Poetry Forum Areas

Introduce Yourself

New to PoetrySoup? Introduce yourself here. Tell us something about yourself.

Looking for a Poem

Can't find a poem you've read before? Looking for a poem for a special person or an occasion? Ask other member for help.

Writing Poetry

Ways to improve your poetry. Post your techniques, tips, and creative ideas how to write better.

High Critique

For poets who want unrestricted constructive criticism. This is NOT a vanity workshop. If you do not want your poem seriously critiqued, do not post here. Constructive criticism only. PLEASE Only Post One Poem a Day!!!

How do I...?

Ask PoetrySoup Members how to do something or find something on PoetrySoup.


You have an ad blocker! We understand, but...

PoetrySoup is a small privately owned website. Our means of support comes from advertising revenue. We want to keep PoetrySoup alive, make it better, and keep it free. Please support us by disabling your ad blocker on PoetrySoup. See how to enable ads while keeping your ad blocker active. Also, did you know you can become a PoetrySoup Lifetime Premium Member and block ads forever...while getting many more great features. Take a look! Thank you!

Cowboy Suicide Poems | Cowboy Poems About Suicide

These Cowboy Suicide poems are examples of Cowboy poems about Suicide. These are the best examples of Cowboy Suicide poems written by international PoetrySoup poets

If you don't find the poem you want here, try our incredible, super duper, all-knowing, advanced poem search engine.

Details | Cowboy |

The Memory of Glenore, Part I

When the Anders Gang came to Pitkin’s place,
Bent on murder, theft, and rape,
Amongst them rode a wanted man,
Known to the world as Chicago Sam.

He rode behind, guarding the rear
While the other dozen visited fear
Upon a family, old and young,
Doing everything to them under the sun.

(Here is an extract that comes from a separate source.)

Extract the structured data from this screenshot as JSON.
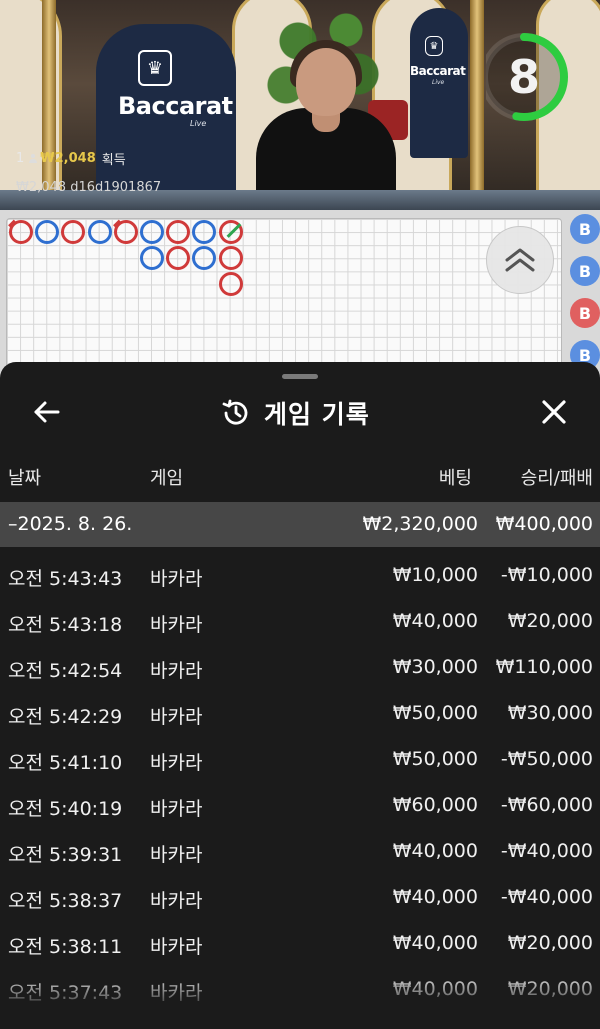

For two hours until the neighbors came,
A horror on those folks was rained.
Until finally Anders heard the hooves
Of angry men racing to where they stood.

Anders gave a call, and they mounted all
And road away away towards mountains tall.
Though Sam hesitated and looked down
To a teenage girl laying on the ground.

Still alive somehow, though barely so
Her tattered clothes heaped in nearby shadow.
Her face was swollen, but Sam, he swore
That he looked into the face of sweet Glenore.

He shook his head and galloped away,
What he imagined there could never be.
Glenore was dead, and twice the age
Of the girl that he left there in pain.

But in the days to come, it nagged at him,
His last true memory free of sin.
The sight of his lost love lingered long,
And the memory of her voice, lifted in song.

It wasn’t his fault, what she did choose.
By her own had did her life she loose!
She should’ve seen then what he was,
A gambling life who lived life rough!

The mistakes had been hers to make,
To think his sins could be loved away.
If she’d only gotten that through her head,
She’d still be here, she’d be not dead.

He told himself this, over and over,
But kept seeing her image more.
He saw the sadness mar her sweet face
When with another he had laid.

He saw her body, so small and cold,
And reheard the words the marshal told,
The psalms of reverends at the end,
With all this weight did Sam content.

One night while he stood on watch,
He looked back on the sleeping flock
Of murderers, thieves, and rustler scum,
And though back upon all he’d done...

CONCLUDES IN PART II.

Copyright © David Welch | Year Posted 2017


Details | Cowboy |

The Memory of Glenore, Part II

...The next day’s sun a posse brought.
By noon all the Anders Gang was shot,
Except for one, no longer there,
The path to their place, Sam had lain bare.

In exchange for this they let him go,
And give him on thousand in gold.
But he did not rush to spend the haul,
In fact he didn’t spend it, not at all.

Instead he rode to the home of Bud Fielding,
Where the poor Pitkin’s girl was recovering.
Fielding walked out, with his rifle drawn
“Ride on filth!”the good man warned.

But Sam he just held up his hands,
Saying,”I come here to kill no man.
I came here to, in some small way,
Make up for what happened that day.”

The girl limped out, her eyes afire
Chicago Sam then felt old, and tired.
He took his gold-pouch off his belt,
And at the feet of the girl it fell.

He said,”You remind me of a girl, back when
I was something of a better man.
That money won’t fix a shattered heart,
But at least you can make a new start.

“I do not expect you to forgive,
The things me and my comrades did.
But I’m here today to even the score,
For you and the memory of Glenore.”

The girl looked on through swollen eyes,
His purpose still, she did not realize.
He sighed and said to her,”I’m sorry.
That I ever caused you pain or worry.”

Those were the last words that he said,
Then he placed his pistol by his head.
Twas the only way to make good, he figured,
So he took a breath, then squeezed the trigger.

Copyright © David Welch | Year Posted 2017